Directions for this task:
Could you find each line of the data below that contains the word "link" and copy those lines?

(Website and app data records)
↓
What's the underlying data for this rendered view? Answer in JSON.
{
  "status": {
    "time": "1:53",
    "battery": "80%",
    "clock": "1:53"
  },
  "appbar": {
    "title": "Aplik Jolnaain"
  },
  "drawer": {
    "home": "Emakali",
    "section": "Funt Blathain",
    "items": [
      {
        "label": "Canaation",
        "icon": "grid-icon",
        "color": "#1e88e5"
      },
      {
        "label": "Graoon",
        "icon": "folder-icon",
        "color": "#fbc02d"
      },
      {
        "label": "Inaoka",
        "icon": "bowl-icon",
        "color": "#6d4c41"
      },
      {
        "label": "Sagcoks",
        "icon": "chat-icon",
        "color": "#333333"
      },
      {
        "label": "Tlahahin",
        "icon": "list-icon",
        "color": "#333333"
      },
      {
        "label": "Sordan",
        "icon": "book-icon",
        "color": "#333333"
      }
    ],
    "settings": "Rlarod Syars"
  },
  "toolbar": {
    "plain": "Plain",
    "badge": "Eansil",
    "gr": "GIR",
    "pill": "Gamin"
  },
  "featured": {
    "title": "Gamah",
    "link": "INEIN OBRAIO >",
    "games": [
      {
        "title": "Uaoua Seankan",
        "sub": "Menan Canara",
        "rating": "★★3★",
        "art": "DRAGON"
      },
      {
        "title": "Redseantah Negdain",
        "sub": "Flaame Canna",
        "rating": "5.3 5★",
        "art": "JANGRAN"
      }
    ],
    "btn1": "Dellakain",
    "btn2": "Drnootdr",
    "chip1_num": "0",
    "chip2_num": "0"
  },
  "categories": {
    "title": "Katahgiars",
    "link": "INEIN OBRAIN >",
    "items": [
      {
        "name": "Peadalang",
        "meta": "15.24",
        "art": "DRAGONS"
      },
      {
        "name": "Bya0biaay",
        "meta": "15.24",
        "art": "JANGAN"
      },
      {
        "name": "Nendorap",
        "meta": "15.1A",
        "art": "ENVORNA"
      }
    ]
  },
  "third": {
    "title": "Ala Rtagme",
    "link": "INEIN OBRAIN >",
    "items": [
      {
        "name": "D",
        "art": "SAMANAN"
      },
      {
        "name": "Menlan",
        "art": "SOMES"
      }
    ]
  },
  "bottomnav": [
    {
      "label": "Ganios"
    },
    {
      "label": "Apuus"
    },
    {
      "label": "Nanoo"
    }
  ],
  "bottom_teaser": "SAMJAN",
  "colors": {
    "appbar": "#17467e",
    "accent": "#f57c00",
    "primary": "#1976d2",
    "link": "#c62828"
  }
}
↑
Answer for the task:
    "link": "INEIN OBRAIO >",
    "link": "INEIN OBRAIN >",
    "link": "INEIN OBRAIN >",
    "link": "#c62828"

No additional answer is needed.